== THE DATA ==

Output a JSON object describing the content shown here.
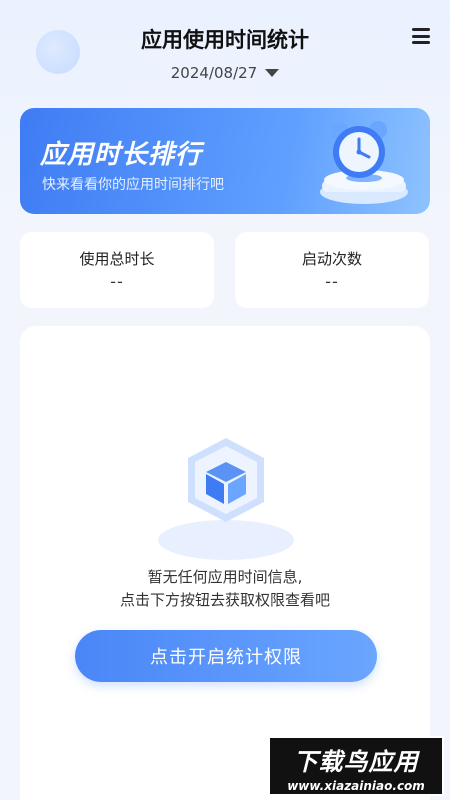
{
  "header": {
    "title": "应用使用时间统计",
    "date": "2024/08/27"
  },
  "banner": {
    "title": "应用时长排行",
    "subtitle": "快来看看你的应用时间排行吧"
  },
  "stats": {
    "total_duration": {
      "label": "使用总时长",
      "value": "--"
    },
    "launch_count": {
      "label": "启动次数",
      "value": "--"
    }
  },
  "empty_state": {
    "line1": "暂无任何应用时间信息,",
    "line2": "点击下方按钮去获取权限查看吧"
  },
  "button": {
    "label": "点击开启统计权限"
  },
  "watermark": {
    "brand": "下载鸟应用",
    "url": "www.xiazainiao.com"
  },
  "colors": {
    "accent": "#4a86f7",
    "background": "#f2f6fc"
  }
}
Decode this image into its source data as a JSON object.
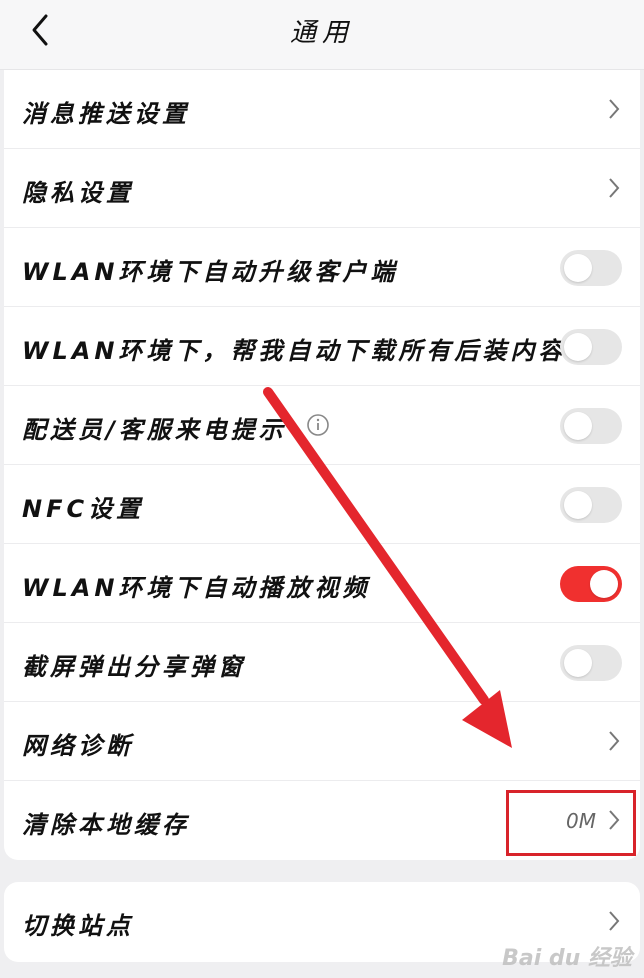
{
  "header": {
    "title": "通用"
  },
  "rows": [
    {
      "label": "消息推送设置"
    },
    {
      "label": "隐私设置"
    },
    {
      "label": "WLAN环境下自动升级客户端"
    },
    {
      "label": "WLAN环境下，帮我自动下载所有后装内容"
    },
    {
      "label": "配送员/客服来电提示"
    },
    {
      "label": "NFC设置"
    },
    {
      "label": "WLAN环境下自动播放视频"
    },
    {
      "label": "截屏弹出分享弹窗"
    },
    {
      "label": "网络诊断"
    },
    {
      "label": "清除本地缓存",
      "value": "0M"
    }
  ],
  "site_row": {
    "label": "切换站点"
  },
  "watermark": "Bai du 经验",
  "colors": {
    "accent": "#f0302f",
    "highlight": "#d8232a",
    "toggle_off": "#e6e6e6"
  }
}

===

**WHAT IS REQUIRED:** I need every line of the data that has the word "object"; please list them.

**RESULT OF THE TASK:**
Output a JSON object describing the content shown here.
Decode this image into its source data as a JSON object.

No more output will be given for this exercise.